Exercise details - Write out the records again, exactly, leaving none out.
*** Opening Data for processing ***
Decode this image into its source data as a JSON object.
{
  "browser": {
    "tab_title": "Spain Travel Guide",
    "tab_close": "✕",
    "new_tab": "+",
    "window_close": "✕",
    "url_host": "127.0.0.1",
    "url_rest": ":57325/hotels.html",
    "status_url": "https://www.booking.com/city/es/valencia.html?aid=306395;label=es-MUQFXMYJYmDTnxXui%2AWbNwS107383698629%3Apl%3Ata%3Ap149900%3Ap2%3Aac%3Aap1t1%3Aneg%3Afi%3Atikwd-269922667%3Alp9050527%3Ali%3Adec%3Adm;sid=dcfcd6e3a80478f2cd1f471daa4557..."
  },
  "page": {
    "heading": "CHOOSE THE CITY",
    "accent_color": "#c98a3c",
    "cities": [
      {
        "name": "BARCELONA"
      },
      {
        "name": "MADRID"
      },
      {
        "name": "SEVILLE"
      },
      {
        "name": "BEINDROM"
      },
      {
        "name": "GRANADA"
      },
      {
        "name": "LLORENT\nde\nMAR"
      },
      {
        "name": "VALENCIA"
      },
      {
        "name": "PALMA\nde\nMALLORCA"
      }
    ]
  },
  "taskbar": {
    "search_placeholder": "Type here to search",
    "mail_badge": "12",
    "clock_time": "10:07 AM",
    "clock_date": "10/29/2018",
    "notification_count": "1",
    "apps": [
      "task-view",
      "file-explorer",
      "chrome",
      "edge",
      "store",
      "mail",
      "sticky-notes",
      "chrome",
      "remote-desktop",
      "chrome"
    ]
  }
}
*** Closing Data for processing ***
Exercise output -
Decode this image into its source data as a JSON object.
{
  "browser": {
    "tab_title": "Spain Travel Guide",
    "tab_close": "✕",
    "new_tab": "+",
    "window_close": "✕",
    "url_host": "127.0.0.1",
    "url_rest": ":57325/hotels.html",
    "status_url": "https://www.booking.com/city/es/valencia.html?aid=306395;label=es-MUQFXMYJYmDTnxXui%2AWbNwS107383698629%3Apl%3Ata%3Ap149900%3Ap2%3Aac%3Aap1t1%3Aneg%3Afi%3Atikwd-269922667%3Alp9050527%3Ali%3Adec%3Adm;sid=dcfcd6e3a80478f2cd1f471daa4557..."
  },
  "page": {
    "heading": "CHOOSE THE CITY",
    "accent_color": "#c98a3c",
    "cities": [
      {
        "name": "BARCELONA"
      },
      {
        "name": "MADRID"
      },
      {
        "name": "SEVILLE"
      },
      {
        "name": "BEINDROM"
      },
      {
        "name": "GRANADA"
      },
      {
        "name": "LLORENT\nde\nMAR"
      },
      {
        "name": "VALENCIA"
      },
      {
        "name": "PALMA\nde\nMALLORCA"
      }
    ]
  },
  "taskbar": {
    "search_placeholder": "Type here to search",
    "mail_badge": "12",
    "clock_time": "10:07 AM",
    "clock_date": "10/29/2018",
    "notification_count": "1",
    "apps": [
      "task-view",
      "file-explorer",
      "chrome",
      "edge",
      "store",
      "mail",
      "sticky-notes",
      "chrome",
      "remote-desktop",
      "chrome"
    ]
  }
}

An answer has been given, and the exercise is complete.